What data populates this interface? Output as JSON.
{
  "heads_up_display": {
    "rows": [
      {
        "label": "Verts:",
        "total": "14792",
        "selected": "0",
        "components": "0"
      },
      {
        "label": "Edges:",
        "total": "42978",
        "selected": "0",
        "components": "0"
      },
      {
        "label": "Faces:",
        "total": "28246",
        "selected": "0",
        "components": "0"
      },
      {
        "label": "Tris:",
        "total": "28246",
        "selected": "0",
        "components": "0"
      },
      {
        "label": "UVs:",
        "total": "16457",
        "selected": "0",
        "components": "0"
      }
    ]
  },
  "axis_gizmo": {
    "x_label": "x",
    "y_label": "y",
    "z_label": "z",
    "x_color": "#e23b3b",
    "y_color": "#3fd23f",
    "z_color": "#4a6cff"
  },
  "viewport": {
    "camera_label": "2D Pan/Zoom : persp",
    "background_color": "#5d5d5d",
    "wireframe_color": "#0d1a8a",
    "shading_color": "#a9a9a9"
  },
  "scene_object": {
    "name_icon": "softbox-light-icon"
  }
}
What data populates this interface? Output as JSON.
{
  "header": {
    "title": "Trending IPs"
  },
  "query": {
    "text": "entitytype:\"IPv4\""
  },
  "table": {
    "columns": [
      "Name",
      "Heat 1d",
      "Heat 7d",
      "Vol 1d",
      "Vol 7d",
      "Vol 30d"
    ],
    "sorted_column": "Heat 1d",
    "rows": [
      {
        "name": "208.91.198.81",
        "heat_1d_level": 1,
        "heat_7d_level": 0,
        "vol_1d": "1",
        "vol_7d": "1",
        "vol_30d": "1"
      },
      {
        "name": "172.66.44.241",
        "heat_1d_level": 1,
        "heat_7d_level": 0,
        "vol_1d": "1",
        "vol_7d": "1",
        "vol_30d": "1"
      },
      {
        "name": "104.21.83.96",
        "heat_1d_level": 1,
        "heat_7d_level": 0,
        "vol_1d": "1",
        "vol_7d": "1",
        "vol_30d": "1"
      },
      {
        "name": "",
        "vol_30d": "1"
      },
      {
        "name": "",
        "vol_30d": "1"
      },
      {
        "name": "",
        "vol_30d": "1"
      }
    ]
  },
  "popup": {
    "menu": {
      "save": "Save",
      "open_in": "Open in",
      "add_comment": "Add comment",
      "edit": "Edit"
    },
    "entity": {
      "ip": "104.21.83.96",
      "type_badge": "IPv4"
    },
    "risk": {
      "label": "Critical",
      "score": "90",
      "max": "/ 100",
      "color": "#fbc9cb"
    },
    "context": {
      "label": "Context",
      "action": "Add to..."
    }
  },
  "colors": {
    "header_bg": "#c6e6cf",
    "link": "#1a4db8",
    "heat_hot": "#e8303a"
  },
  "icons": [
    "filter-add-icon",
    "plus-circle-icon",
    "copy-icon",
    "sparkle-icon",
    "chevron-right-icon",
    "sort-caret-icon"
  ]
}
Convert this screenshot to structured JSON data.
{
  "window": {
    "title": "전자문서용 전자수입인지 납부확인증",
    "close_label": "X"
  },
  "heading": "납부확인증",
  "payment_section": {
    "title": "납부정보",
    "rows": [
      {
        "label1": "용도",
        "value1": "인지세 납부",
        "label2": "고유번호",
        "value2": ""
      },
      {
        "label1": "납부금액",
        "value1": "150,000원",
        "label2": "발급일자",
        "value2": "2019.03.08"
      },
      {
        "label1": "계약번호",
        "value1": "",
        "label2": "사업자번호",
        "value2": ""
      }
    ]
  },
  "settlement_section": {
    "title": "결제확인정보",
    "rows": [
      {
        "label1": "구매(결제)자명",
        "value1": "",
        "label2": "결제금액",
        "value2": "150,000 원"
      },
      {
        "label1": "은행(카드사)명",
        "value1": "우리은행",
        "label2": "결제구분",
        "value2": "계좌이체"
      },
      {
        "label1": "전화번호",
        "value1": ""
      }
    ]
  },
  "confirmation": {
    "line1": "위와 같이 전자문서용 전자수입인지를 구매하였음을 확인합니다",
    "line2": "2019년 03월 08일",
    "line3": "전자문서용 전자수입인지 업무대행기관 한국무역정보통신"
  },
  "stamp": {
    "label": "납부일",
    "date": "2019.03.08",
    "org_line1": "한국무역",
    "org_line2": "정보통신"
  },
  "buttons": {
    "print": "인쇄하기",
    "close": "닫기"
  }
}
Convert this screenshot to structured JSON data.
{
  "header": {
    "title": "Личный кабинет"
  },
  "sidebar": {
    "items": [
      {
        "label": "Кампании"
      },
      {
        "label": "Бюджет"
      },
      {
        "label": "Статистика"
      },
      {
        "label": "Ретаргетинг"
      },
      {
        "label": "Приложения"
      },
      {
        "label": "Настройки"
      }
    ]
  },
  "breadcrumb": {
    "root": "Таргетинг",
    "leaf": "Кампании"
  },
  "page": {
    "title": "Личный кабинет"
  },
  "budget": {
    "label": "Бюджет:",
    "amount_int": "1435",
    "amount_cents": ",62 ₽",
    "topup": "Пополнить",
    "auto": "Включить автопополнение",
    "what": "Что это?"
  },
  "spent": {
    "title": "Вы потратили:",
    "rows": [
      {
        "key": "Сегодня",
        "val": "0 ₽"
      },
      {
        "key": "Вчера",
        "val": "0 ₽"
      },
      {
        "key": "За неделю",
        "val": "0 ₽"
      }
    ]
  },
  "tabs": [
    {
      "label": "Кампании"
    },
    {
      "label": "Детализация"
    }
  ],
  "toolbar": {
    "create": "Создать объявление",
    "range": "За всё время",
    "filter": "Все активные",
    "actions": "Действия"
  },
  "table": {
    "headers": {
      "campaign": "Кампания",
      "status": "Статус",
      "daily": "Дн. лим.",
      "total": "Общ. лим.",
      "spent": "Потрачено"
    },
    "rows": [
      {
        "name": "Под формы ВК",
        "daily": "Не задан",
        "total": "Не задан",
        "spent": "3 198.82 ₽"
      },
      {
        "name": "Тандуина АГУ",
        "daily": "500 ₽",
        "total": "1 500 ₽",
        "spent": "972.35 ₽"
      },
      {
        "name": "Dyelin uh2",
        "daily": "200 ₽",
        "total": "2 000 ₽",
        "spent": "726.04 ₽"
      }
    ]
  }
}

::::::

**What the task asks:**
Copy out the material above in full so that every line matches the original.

**Worked solution:**
What data populates this interface? Output as JSON.
{
  "heads_up_display": {
    "rows": [
      {
        "label": "Verts:",
        "total": "14792",
        "selected": "0",
        "components": "0"
      },
      {
        "label": "Edges:",
        "total": "42978",
        "selected": "0",
        "components": "0"
      },
      {
        "label": "Faces:",
        "total": "28246",
        "selected": "0",
        "components": "0"
      },
      {
        "label": "Tris:",
        "total": "28246",
        "selected": "0",
        "components": "0"
      },
      {
        "label": "UVs:",
        "total": "16457",
        "selected": "0",
        "components": "0"
      }
    ]
  },
  "axis_gizmo": {
    "x_label": "x",
    "y_label": "y",
    "z_label": "z",
    "x_color": "#e23b3b",
    "y_color": "#3fd23f",
    "z_color": "#4a6cff"
  },
  "viewport": {
    "camera_label": "2D Pan/Zoom : persp",
    "background_color": "#5d5d5d",
    "wireframe_color": "#0d1a8a",
    "shading_color": "#a9a9a9"
  },
  "scene_object": {
    "name_icon": "softbox-light-icon"
  }
}
What data populates this interface? Output as JSON.
{
  "header": {
    "title": "Trending IPs"
  },
  "query": {
    "text": "entitytype:\"IPv4\""
  },
  "table": {
    "columns": [
      "Name",
      "Heat 1d",
      "Heat 7d",
      "Vol 1d",
      "Vol 7d",
      "Vol 30d"
    ],
    "sorted_column": "Heat 1d",
    "rows": [
      {
        "name": "208.91.198.81",
        "heat_1d_level": 1,
        "heat_7d_level": 0,
        "vol_1d": "1",
        "vol_7d": "1",
        "vol_30d": "1"
      },
      {
        "name": "172.66.44.241",
        "heat_1d_level": 1,
        "heat_7d_level": 0,
        "vol_1d": "1",
        "vol_7d": "1",
        "vol_30d": "1"
      },
      {
        "name": "104.21.83.96",
        "heat_1d_level": 1,
        "heat_7d_level": 0,
        "vol_1d": "1",
        "vol_7d": "1",
        "vol_30d": "1"
      },
      {
        "name": "",
        "vol_30d": "1"
      },
      {
        "name": "",
        "vol_30d": "1"
      },
      {
        "name": "",
        "vol_30d": "1"
      }
    ]
  },
  "popup": {
    "menu": {
      "save": "Save",
      "open_in": "Open in",
      "add_comment": "Add comment",
      "edit": "Edit"
    },
    "entity": {
      "ip": "104.21.83.96",
      "type_badge": "IPv4"
    },
    "risk": {
      "label": "Critical",
      "score": "90",
      "max": "/ 100",
      "color": "#fbc9cb"
    },
    "context": {
      "label": "Context",
      "action": "Add to..."
    }
  },
  "colors": {
    "header_bg": "#c6e6cf",
    "link": "#1a4db8",
    "heat_hot": "#e8303a"
  },
  "icons": [
    "filter-add-icon",
    "plus-circle-icon",
    "copy-icon",
    "sparkle-icon",
    "chevron-right-icon",
    "sort-caret-icon"
  ]
}
Convert this screenshot to structured JSON data.
{
  "window": {
    "title": "전자문서용 전자수입인지 납부확인증",
    "close_label": "X"
  },
  "heading": "납부확인증",
  "payment_section": {
    "title": "납부정보",
    "rows": [
      {
        "label1": "용도",
        "value1": "인지세 납부",
        "label2": "고유번호",
        "value2": ""
      },
      {
        "label1": "납부금액",
        "value1": "150,000원",
        "label2": "발급일자",
        "value2": "2019.03.08"
      },
      {
        "label1": "계약번호",
        "value1": "",
        "label2": "사업자번호",
        "value2": ""
      }
    ]
  },
  "settlement_section": {
    "title": "결제확인정보",
    "rows": [
      {
        "label1": "구매(결제)자명",
        "value1": "",
        "label2": "결제금액",
        "value2": "150,000 원"
      },
      {
        "label1": "은행(카드사)명",
        "value1": "우리은행",
        "label2": "결제구분",
        "value2": "계좌이체"
      },
      {
        "label1": "전화번호",
        "value1": ""
      }
    ]
  },
  "confirmation": {
    "line1": "위와 같이 전자문서용 전자수입인지를 구매하였음을 확인합니다",
    "line2": "2019년 03월 08일",
    "line3": "전자문서용 전자수입인지 업무대행기관 한국무역정보통신"
  },
  "stamp": {
    "label": "납부일",
    "date": "2019.03.08",
    "org_line1": "한국무역",
    "org_line2": "정보통신"
  },
  "buttons": {
    "print": "인쇄하기",
    "close": "닫기"
  }
}
Convert this screenshot to structured JSON data.
{
  "header": {
    "title": "Личный кабинет"
  },
  "sidebar": {
    "items": [
      {
        "label": "Кампании"
      },
      {
        "label": "Бюджет"
      },
      {
        "label": "Статистика"
      },
      {
        "label": "Ретаргетинг"
      },
      {
        "label": "Приложения"
      },
      {
        "label": "Настройки"
      }
    ]
  },
  "breadcrumb": {
    "root": "Таргетинг",
    "leaf": "Кампании"
  },
  "page": {
    "title": "Личный кабинет"
  },
  "budget": {
    "label": "Бюджет:",
    "amount_int": "1435",
    "amount_cents": ",62 ₽",
    "topup": "Пополнить",
    "auto": "Включить автопополнение",
    "what": "Что это?"
  },
  "spent": {
    "title": "Вы потратили:",
    "rows": [
      {
        "key": "Сегодня",
        "val": "0 ₽"
      },
      {
        "key": "Вчера",
        "val": "0 ₽"
      },
      {
        "key": "За неделю",
        "val": "0 ₽"
      }
    ]
  },
  "tabs": [
    {
      "label": "Кампании"
    },
    {
      "label": "Детализация"
    }
  ],
  "toolbar": {
    "create": "Создать объявление",
    "range": "За всё время",
    "filter": "Все активные",
    "actions": "Действия"
  },
  "table": {
    "headers": {
      "campaign": "Кампания",
      "status": "Статус",
      "daily": "Дн. лим.",
      "total": "Общ. лим.",
      "spent": "Потрачено"
    },
    "rows": [
      {
        "name": "Под формы ВК",
        "daily": "Не задан",
        "total": "Не задан",
        "spent": "3 198.82 ₽"
      },
      {
        "name": "Тандуина АГУ",
        "daily": "500 ₽",
        "total": "1 500 ₽",
        "spent": "972.35 ₽"
      },
      {
        "name": "Dyelin uh2",
        "daily": "200 ₽",
        "total": "2 000 ₽",
        "spent": "726.04 ₽"
      }
    ]
  }
}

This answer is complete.